Greenspan Says Bush's Economics Driven by Politics
No shit Sherlock!
Former Federal Reserve Chairman Alan Greenspan criticized President George W. Bush for pursuing an economic agenda driven by politics rather than sound policy, with little concern for future consequences.Sorry Alan but everything was driven by politics in the Bush administration - remember Terri Schiavo.
Soon after Bush took office, Greenspan wrote in a new book, it became evident that the Treasury secretary and White House economists would play secondary roles in decisions on taxes and other issues. In addition, officials with whom he had worked in the administration of President Gerald Ford changed after Bush brought them back to Washington, he said he found.
``The Bush administration turned out to be very different from the reincarnation of the Ford administration that I had imagined. Now, the political operation was far more dominant,'' Greenspan, 81, wrote in ``The Age of Turbulence: Adventures in a New World.''
So who was Big Al's favorite president?
Greenspan Is Critical Of Bush in Memoir
Former Fed Chairman Has Praise for Clinton
While condemning Democrats, too, for rampant federal spending, he offers Bill Clinton an exemption. The former president emerges as the political hero of "The Age of Turbulence: Adventures in a New World," Greenspan's 531-page memoir, which is being published Monday.And about those tax cuts!
Greenspan, who had an eight-year alliance with Clinton and Democratic Treasury secretaries in the 1990s, praises Clinton's mind and his tough anti-deficit policies, calling the former president's 1993 economic plan "an act of political courage."
During Clinton's first weeks as president, Greenspan went to the Oval Office and explained the danger of not confronting the federal deficit. Unless the deficits were cut, there could be "a financial crisis," Greenspan told the president. "The hard truth was that Reagan had borrowed from Clinton, and Clinton was having to pay it back. I was impressed that he did not seem to be trying to fudge reality to the extent politicians ordinarily do. He was forcing himself to live in the real world."
Dealing with a budget surplus in his second term, Clinton proposed devoting the extra money to "save Social Security first." Greenspan writes, "I played no role in finding the answer, but I had to admire the one Clinton and his policymakers came up with."
Greenspan interviewed Clinton for the book and clearly admires him. "President Clinton's old-fashioned attitude toward debt might have had a more lasting effect on the nation's priorities. Instead, his influence was diluted by the uproar about Monica Lewinsky." When he first heard and read details of the Clinton-Lewinsky encounters, Greenspan writes, "I was incredulous. 'There is no way these stories could be correct,' I told my friends. 'No way.' " Later, when it was verified, Greenspan says, "I wondered how the president could take such a risk. It seemed so alien to the Bill Clinton I knew, and made me feel disappointed and sad."

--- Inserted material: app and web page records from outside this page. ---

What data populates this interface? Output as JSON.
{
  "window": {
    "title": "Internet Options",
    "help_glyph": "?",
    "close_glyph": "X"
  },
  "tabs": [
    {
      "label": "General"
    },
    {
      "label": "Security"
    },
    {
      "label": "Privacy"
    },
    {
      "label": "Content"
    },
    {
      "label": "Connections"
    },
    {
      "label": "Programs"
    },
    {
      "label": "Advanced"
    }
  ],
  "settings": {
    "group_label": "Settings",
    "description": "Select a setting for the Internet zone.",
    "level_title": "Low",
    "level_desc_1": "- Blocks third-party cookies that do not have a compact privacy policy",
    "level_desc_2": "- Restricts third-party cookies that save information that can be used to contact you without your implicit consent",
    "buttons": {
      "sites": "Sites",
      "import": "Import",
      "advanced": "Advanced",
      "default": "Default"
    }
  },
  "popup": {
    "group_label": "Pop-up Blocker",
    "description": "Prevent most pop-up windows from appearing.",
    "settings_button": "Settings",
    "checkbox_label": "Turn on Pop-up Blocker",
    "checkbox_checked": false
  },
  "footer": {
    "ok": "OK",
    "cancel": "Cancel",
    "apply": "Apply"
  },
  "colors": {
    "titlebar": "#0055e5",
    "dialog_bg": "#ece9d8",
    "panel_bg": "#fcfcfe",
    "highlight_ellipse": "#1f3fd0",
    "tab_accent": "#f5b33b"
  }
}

Greenspan saved his harshest analysis for the current president. Soon after Bush took office in 2001, the president set about implementing a campaign promise to cut taxes, a policy Greenspan said he believed at the time wasn't well conceived.Well at least he can take some responsibility.
``Little value was placed on rigorous economic policy debate or the weighing of long-term consequences,'' he wrote.
In 2001 testimony before Congress, Greenspan was widely interpreted to have endorsed Bush's proposed tax cuts. In the book, he characterized his testimony as politically careless and said his words were misinterpreted.